┌────────

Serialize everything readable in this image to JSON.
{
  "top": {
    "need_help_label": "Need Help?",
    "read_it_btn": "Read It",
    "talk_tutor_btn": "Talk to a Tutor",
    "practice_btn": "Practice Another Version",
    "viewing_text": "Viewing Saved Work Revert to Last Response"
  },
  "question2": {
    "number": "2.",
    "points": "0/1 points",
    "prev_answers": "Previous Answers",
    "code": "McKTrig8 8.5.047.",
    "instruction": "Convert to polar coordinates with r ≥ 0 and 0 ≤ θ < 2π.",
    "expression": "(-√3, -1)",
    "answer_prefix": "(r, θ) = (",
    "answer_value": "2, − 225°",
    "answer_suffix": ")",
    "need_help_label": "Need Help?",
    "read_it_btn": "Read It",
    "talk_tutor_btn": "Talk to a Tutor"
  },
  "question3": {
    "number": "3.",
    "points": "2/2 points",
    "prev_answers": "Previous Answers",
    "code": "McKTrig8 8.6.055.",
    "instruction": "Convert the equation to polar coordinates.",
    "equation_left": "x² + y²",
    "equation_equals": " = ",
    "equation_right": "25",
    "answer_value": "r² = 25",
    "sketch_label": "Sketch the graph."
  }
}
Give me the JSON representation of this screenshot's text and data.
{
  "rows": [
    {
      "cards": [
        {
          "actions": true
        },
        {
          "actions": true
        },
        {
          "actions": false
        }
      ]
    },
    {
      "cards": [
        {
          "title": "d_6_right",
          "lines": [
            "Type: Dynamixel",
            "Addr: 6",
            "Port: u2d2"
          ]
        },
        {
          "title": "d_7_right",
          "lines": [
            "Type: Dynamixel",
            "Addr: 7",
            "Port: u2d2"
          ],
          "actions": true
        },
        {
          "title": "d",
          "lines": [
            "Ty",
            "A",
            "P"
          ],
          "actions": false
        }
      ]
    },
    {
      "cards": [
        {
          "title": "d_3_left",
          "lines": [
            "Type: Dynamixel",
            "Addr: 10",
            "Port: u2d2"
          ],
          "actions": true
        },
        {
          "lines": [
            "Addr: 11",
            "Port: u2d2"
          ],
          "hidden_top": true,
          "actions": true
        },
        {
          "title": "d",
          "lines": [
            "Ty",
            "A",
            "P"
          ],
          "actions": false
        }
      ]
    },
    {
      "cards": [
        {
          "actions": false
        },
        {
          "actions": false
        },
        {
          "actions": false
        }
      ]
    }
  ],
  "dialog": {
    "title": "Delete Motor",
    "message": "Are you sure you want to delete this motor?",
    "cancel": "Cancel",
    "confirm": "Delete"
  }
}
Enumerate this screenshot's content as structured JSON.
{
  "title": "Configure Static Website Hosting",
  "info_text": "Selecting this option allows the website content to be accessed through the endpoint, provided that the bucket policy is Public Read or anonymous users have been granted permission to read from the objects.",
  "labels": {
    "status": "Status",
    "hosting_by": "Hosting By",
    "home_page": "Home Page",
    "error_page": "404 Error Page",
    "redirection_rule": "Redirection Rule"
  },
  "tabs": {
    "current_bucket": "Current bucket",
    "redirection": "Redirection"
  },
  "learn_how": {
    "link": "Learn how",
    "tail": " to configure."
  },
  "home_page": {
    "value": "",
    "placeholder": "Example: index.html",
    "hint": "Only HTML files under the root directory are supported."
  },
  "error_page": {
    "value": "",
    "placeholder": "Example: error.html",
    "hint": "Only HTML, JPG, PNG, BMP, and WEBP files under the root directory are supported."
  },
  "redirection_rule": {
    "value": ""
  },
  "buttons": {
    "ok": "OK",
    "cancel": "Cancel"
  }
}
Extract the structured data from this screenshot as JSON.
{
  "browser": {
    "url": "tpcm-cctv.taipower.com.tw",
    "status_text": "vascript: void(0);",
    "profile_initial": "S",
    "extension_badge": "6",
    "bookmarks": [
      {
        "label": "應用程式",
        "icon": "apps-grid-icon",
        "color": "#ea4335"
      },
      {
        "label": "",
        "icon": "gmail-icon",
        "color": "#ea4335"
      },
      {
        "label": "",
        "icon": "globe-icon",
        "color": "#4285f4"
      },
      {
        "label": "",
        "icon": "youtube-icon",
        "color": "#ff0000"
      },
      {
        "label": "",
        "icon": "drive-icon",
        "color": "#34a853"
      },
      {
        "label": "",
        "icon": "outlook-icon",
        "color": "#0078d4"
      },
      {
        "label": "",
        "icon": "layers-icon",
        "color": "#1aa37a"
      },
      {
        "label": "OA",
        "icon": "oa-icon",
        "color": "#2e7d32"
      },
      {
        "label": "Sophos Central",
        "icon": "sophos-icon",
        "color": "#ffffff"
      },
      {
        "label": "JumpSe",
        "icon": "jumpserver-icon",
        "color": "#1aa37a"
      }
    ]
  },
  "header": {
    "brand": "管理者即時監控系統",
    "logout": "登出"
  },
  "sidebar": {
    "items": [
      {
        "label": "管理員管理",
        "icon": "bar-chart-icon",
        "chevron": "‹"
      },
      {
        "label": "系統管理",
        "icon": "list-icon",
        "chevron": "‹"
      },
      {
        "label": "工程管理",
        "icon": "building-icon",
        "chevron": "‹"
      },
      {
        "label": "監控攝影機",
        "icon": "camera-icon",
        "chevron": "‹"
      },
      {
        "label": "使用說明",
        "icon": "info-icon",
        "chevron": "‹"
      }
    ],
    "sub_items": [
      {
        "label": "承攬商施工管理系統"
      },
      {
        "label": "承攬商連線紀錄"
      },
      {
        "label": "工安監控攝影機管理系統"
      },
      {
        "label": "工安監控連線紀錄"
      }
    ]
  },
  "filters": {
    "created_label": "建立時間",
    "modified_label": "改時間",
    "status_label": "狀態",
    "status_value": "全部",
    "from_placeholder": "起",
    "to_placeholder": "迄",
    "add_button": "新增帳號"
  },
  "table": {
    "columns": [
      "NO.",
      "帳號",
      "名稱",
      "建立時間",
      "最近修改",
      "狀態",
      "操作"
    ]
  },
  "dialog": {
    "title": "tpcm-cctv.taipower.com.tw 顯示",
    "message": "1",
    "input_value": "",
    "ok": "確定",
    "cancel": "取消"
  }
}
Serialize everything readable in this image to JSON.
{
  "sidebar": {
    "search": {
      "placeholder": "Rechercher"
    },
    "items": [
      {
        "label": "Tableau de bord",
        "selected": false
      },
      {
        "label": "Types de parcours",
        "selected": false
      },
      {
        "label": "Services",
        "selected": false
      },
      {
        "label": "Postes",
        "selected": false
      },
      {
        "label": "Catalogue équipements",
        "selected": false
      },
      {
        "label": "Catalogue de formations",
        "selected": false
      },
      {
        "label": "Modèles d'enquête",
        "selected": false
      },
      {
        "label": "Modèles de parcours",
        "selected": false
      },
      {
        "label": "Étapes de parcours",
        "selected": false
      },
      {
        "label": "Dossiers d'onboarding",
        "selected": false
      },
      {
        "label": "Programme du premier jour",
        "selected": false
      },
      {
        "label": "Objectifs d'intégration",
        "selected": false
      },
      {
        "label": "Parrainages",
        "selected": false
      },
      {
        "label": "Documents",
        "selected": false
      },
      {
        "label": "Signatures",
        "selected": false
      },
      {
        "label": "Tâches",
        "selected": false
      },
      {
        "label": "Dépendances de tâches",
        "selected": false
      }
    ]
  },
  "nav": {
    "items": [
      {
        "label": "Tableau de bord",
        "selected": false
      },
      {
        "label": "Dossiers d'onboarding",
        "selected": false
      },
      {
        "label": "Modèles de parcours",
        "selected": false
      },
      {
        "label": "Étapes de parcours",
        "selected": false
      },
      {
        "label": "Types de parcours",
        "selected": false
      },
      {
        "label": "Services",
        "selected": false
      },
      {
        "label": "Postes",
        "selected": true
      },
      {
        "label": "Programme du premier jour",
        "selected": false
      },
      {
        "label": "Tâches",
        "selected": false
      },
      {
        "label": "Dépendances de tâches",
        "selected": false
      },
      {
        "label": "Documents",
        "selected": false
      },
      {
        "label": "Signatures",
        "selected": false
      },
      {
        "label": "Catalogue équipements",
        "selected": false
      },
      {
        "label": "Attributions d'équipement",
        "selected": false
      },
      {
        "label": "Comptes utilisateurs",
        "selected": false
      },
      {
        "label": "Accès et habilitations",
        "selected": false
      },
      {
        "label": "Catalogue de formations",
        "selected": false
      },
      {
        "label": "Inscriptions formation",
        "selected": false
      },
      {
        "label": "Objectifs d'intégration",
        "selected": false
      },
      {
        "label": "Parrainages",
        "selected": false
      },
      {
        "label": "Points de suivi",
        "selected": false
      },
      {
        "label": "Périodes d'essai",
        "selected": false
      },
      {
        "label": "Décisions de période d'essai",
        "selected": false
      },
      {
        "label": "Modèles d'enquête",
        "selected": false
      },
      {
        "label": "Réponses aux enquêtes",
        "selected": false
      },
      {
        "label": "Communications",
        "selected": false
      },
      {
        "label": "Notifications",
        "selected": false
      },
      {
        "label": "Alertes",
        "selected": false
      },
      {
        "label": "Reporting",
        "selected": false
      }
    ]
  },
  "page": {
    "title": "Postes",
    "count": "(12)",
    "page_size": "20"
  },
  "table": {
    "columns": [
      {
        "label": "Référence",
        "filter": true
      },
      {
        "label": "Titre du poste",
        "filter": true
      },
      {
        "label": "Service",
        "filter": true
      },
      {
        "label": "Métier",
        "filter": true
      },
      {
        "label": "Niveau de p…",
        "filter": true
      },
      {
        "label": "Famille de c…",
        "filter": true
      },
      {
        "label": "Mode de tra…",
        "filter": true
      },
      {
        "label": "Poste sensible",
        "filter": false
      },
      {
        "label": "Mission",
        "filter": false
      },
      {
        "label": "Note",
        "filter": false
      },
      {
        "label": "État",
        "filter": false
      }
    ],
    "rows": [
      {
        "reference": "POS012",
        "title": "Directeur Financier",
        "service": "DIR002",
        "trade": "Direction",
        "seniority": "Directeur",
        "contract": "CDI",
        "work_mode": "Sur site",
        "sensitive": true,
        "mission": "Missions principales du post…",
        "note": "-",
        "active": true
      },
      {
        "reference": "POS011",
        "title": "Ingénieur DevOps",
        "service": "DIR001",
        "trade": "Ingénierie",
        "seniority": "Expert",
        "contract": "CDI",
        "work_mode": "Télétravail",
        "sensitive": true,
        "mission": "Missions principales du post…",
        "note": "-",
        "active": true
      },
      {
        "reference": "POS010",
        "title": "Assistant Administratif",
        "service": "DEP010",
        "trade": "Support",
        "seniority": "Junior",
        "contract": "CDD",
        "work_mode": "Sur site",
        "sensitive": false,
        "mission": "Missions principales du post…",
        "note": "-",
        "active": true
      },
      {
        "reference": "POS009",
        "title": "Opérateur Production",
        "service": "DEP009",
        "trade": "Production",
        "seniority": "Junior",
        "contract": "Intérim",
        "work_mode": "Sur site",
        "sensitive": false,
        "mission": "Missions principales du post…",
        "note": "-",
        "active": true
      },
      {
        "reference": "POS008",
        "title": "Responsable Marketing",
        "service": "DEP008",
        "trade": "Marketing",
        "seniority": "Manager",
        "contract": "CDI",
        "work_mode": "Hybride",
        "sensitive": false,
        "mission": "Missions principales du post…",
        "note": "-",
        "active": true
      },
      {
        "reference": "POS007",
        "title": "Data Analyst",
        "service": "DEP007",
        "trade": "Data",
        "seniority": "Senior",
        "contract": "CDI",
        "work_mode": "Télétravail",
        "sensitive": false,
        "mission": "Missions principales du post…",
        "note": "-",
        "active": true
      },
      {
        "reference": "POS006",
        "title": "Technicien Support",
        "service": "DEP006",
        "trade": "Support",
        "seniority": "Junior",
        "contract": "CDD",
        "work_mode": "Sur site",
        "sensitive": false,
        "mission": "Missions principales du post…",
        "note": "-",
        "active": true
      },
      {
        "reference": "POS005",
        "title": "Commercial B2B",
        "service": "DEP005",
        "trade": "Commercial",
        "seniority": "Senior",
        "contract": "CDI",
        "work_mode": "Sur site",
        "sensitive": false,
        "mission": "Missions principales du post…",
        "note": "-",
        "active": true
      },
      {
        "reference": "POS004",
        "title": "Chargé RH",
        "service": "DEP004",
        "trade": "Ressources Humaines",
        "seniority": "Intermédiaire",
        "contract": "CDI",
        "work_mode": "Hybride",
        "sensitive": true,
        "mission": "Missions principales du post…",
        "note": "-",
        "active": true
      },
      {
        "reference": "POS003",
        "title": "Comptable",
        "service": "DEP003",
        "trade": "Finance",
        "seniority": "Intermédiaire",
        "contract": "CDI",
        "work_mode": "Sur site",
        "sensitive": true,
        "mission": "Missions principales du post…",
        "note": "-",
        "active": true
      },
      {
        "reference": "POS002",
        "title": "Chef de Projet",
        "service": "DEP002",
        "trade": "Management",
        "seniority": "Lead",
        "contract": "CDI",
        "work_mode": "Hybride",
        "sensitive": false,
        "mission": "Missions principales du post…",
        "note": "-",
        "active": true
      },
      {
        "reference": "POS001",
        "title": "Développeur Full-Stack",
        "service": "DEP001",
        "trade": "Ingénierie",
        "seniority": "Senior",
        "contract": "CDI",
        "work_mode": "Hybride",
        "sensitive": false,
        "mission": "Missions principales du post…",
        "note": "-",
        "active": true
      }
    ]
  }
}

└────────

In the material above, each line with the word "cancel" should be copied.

    "cancel": "Cancel",
    "cancel": "Cancel"
    "cancel": "取消"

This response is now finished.